Examples of constructivism in international relations
What is an example of constructivism?
Examples of constructivist classroom activities
Allow pairs of students to teach each other. Learners pose their own questions and seek answers to their questions via research and direct observation. They present their supporting evidence to answer the questions.
How does constructivism explain international relations?
In international relations, constructivism is a social theory that asserts that significant aspects of international relations are shaped by ideational factors (which are historically and socially constructed), not simply material factors.
Which country is constructivism?
|El Lissitzky’s poster Beat the Whites with the Red Wedge (1919).|
|Country||Russia (1915-1922)/ Soviet Union (after 1922)|
|Major figures||Vladimir Tatlin, Alexander Rodchenko.|
|Influences||Russian folk art, Suprematism, Cubism and Futurism|
What are the 3 main types of constructivism describe each?
Cognitive constructivists emphasize accurate mental constructions of reality. Radical constructivists emphasize the construction of a coherent experiential reality. Social constructivists emphasize the construction of an agreed-upon, socially constructed reality.
Why is constructivism theory important in international relations?
The discipline of International Relations benefits from constructivism as it addresses issues and concepts that are neglected by mainstream theories – especially realism. Doing so, constructivists offer alternative explanations and insights for events occurring in the social world.
What is constructivism in international relations essay?
Introduction. In the field of international relations, constructivism stands for the belief that crucial features of international relations are collectively and historically conditional, rather than predictable effects of human nature and other vital elements of world politics.
What is constructivism in international relations quizlet?
Definition. 1 / 24. Constructivism is the claim that significant aspects of international relations are historically and socially contingent (subject to change), rather than inevitable consequences of human nature or other essential characteristics of world politics.
How does constructivism explain conflict?
In sum, a constructivist account of conflict starts with an analysis of the nature and purposes of identity construction; it suggests that understanding how groups and nations conceive of themselves and others, and how elites instrumentalize particular kinds of identity, goes a long way towards explaining how violent …
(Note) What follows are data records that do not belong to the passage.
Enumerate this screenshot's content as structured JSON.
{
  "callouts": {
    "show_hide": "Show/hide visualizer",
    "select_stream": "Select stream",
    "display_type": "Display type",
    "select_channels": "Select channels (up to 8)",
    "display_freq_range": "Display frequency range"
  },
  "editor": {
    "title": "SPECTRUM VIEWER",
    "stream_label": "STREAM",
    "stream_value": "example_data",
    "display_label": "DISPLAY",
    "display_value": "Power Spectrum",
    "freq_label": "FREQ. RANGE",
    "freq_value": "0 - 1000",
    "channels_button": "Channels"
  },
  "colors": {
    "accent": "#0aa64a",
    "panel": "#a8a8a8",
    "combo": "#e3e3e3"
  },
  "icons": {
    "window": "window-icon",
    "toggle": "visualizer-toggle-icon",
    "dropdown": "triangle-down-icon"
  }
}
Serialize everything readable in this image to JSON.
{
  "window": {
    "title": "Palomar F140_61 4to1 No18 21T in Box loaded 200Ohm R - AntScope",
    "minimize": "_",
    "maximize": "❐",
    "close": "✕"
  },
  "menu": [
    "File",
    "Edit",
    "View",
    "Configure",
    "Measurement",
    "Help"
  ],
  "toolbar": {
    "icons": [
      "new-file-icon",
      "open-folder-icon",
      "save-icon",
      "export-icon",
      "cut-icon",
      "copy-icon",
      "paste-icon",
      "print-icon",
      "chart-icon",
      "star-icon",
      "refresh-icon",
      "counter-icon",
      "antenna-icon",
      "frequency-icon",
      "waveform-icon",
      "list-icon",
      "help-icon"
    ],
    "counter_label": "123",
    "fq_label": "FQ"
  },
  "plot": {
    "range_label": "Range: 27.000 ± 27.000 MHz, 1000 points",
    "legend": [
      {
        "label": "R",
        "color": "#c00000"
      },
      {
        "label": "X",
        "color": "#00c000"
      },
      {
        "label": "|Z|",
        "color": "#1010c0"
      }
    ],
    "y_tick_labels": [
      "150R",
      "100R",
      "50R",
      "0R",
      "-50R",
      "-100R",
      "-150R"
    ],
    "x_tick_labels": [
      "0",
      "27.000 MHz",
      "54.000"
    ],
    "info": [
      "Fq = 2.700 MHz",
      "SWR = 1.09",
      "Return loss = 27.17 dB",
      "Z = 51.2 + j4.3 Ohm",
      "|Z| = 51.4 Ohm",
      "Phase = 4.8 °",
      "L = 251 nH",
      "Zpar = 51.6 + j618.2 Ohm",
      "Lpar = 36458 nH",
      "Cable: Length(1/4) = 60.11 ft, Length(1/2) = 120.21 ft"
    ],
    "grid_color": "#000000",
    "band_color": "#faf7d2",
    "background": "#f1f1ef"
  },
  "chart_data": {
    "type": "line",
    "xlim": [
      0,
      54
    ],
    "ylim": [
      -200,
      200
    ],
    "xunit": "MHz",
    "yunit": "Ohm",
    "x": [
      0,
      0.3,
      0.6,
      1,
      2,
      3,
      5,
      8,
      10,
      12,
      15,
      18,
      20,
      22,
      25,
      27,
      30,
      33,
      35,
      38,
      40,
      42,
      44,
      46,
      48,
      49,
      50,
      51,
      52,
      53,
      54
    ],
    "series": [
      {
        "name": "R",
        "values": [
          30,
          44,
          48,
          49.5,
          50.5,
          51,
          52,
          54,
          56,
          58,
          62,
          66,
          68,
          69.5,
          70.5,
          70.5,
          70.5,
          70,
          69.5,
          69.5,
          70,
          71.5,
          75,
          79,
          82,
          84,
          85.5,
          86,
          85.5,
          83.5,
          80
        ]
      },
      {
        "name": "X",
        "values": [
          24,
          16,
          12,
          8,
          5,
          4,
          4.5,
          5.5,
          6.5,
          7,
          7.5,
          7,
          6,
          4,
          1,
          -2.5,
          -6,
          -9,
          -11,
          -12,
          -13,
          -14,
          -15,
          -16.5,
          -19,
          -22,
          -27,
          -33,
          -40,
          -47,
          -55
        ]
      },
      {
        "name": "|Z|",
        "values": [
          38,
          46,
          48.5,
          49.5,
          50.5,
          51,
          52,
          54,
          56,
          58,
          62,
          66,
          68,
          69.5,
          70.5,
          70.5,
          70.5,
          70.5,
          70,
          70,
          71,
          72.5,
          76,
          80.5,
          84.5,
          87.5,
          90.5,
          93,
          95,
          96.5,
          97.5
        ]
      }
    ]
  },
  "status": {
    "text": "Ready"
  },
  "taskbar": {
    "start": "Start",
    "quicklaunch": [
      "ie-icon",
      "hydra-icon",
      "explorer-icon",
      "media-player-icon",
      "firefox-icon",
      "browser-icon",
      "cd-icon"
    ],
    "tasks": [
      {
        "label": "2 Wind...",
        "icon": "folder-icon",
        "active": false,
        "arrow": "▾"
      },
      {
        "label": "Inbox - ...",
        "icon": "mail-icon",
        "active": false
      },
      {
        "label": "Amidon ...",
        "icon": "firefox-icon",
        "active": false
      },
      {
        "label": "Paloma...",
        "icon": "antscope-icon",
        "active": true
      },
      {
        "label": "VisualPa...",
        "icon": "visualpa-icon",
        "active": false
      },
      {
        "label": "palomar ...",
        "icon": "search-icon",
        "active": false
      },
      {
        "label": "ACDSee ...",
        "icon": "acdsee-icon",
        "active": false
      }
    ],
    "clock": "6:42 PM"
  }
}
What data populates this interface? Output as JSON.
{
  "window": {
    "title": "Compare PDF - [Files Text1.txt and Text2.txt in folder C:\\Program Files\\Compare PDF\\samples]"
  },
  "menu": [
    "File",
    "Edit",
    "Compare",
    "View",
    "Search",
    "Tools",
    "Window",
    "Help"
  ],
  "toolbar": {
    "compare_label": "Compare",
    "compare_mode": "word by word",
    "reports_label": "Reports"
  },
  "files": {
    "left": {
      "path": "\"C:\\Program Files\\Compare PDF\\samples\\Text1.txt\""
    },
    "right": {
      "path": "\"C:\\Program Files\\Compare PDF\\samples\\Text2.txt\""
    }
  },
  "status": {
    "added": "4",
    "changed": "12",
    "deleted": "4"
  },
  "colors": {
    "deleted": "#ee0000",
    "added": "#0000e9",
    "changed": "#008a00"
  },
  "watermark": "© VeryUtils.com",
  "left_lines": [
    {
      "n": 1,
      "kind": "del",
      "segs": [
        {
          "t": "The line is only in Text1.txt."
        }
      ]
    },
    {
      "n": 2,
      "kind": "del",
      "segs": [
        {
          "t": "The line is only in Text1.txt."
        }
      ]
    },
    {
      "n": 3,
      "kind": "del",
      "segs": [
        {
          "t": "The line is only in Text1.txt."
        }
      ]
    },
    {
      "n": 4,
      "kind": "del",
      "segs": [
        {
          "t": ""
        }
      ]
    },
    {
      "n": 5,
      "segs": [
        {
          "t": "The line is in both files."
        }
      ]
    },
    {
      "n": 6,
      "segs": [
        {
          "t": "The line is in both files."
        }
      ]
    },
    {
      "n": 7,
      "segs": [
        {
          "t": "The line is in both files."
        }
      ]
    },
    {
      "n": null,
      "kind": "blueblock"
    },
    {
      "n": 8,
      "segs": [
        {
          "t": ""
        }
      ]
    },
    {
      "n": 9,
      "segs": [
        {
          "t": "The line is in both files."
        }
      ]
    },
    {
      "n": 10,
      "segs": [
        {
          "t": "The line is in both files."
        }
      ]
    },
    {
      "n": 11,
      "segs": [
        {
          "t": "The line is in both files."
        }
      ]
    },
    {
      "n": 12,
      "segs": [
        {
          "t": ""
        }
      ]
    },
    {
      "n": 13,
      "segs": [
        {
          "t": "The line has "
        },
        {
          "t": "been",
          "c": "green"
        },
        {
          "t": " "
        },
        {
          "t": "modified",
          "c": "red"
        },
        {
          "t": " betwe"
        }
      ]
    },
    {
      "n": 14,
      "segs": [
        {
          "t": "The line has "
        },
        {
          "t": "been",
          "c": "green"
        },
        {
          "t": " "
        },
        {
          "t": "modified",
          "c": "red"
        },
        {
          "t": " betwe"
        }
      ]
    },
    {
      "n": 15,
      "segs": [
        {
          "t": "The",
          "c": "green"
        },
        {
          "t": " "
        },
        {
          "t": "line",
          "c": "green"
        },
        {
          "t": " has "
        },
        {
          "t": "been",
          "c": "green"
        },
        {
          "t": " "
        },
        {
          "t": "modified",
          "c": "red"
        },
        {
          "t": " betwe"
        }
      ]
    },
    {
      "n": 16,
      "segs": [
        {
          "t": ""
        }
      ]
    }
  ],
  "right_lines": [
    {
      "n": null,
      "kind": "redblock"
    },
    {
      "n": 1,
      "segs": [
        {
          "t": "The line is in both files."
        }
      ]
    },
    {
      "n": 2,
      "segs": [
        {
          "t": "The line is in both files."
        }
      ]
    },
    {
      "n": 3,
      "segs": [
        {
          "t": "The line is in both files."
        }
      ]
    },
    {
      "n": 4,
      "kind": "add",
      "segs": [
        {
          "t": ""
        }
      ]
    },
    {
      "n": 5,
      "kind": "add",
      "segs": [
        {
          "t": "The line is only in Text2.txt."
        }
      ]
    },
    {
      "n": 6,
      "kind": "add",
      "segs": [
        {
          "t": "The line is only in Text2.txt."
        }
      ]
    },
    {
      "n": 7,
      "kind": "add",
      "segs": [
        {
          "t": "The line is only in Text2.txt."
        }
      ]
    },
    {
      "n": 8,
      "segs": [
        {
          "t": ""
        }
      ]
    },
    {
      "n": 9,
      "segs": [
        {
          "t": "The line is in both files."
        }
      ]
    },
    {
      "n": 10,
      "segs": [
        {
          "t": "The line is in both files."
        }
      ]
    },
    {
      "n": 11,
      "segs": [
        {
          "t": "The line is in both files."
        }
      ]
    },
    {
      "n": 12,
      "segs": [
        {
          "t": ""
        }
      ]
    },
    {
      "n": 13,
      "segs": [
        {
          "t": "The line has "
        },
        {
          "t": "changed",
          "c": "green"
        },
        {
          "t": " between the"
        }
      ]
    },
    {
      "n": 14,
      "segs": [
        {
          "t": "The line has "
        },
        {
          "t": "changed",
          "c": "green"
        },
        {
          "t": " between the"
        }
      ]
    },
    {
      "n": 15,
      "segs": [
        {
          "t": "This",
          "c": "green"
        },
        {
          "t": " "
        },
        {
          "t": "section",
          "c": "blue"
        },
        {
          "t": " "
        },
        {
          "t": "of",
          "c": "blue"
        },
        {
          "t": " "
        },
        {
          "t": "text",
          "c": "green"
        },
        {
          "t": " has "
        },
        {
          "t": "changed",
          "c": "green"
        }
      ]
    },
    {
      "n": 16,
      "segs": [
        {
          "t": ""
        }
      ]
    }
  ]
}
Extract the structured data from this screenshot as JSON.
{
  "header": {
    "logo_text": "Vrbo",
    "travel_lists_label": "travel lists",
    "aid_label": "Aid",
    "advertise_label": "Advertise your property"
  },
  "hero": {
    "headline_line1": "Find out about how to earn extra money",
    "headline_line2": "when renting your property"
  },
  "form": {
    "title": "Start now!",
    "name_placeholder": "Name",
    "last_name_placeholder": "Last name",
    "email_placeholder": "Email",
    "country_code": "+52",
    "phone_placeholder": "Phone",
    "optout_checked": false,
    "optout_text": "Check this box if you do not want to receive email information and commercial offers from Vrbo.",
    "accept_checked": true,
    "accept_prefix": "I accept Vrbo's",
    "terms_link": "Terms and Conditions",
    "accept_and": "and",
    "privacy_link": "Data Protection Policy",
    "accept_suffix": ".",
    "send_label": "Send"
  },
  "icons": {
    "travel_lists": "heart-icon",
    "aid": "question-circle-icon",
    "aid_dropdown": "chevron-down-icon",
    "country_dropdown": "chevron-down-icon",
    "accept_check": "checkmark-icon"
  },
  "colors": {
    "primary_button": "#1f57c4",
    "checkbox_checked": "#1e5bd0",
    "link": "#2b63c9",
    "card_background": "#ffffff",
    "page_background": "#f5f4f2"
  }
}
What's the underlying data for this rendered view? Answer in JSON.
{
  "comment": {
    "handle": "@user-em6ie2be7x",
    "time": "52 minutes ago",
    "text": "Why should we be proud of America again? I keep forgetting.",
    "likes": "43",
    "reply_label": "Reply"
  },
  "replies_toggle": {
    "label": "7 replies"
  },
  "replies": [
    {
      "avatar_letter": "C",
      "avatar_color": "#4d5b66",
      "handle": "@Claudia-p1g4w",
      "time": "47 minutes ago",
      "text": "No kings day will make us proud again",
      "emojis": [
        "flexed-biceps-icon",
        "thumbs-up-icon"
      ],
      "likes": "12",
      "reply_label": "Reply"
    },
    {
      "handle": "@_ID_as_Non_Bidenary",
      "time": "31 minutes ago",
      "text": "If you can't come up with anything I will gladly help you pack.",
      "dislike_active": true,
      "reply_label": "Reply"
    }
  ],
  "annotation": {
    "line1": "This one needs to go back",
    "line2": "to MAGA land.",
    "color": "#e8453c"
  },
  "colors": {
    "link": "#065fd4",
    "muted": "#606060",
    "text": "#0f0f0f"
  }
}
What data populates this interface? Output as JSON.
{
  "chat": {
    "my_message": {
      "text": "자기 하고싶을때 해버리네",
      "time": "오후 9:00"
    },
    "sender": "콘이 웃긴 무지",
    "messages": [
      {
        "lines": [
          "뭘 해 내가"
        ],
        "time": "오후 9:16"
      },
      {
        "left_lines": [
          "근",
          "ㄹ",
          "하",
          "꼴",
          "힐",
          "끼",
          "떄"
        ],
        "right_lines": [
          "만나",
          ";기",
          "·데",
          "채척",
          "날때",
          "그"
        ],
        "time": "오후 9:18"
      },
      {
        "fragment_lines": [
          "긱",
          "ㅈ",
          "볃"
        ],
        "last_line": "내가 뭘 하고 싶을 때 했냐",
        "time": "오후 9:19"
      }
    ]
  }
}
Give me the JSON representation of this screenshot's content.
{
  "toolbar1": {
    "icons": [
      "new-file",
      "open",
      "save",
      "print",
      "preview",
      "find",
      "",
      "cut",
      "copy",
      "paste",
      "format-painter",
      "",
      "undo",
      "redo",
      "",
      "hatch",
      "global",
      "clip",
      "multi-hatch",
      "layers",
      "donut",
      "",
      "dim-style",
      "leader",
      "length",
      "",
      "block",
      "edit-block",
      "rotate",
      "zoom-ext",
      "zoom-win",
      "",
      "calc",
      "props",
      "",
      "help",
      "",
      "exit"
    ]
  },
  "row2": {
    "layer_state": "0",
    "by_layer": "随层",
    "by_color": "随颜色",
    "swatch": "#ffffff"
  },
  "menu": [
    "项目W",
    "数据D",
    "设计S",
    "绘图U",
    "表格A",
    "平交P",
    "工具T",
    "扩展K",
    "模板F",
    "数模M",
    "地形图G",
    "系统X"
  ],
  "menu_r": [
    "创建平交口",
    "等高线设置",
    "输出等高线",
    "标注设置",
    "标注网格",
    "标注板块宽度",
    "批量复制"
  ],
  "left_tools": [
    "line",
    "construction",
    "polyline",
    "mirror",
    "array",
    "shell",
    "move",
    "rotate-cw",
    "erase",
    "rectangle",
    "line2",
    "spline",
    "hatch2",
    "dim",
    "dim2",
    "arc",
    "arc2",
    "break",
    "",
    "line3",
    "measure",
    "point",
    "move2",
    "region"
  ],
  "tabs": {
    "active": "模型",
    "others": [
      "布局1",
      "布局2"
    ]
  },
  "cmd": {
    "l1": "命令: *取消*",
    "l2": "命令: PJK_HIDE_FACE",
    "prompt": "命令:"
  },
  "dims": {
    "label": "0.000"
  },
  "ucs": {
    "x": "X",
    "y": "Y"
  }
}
What is constructivism theory in international relations PDF?
Constructivism is an empirical approach to the study of international relations-empiri- cal in that it focuses on the intersubjective ideas that define international relations. The theory displays some distinctive research interests and approaches.
What is constructivism political theory?
Political Constructivism is a method for producing and defending principles of justice and legitimacy. It is most closely associated with John Rawls’ technique of subjecting our deliberations about justice to certain hypothetical constraints.
What is social constructivism in IR?
Social constructivism is a school of thought in International Relations (IR) theory. It was first coined by Nicholas Onuf in 1989 in his book “ The World of our making ” where he put forward that nation states much like individuals lived in a reality primarily formed by themselves rather than outside material entities.
What are the main assumptions of constructivism?
856) describes constructivism as “human consciousness and its role in international life.” At the most general level, constructivism is an approach to social analysis based on the following basic assumptions: (a) human interaction is not shaped by material factors, but primarily by ideational ones; (b) the most …
What is difference between realism and constructivism?
A realist position see the world as – literally – real and posits that we know what we know because of some inherent quality that things in the world have. By contrast, a constructivist approach sees reality as socially constructed: we know what we know because of social practice.
What is social constructivism examples?
For example, a “shy” person, by nature, would be unsuited to a social gathering (Burr, 2015), and this nature of a shy person is related to a number of factors, such as one’s biology or the environment they were raised in. However, social constructionism contends that the concept of personality itself is constructed.
What are the advantages of constructivism?
What are the benefits of constructivism? Children learn more, and enjoy learning more when they are actively involved, rather than passive listeners. Education works best when it concentrates on thinking and understanding, rather than on rote memorization.
How many principles are there in constructivism?
In their article “Applying Technology to Restructuring and Learning,” Mary Burns, Marylu Menchaca, and Vicki Dimock identified six principles as important to constructivist learning theory.
What are the four principles of constructivism?
These principles are: Teachers seek and value students’ points of view. Classroom activities challenge student assumptions. Teachers pose problems of relevance.
What is the difference between constructivism and social constructivism?
The key difference between the two theories stems from the emphasis that each theory lays on experiences and social interactions. In constructivism, the emphasis is on personal experiences in constructing knowledge, but in social constructivism the emphasis is on social interactions and culture.
What are the 5 social constructs?
Examples of social constructs include race, gender, nationality, childhood, madness, age, intelligence, and beauty. The idea emerges from postmodern and poststructural theories in cultural studies and sociology. It highlights how concepts like race, gender roles, and beauty are not natural or normal.
Who is the father of constructivism?
Jean Piaget is known as one of the first theorists in constructivism. His theories indicate that humans create knowledge through the interaction between their experiences and ideas.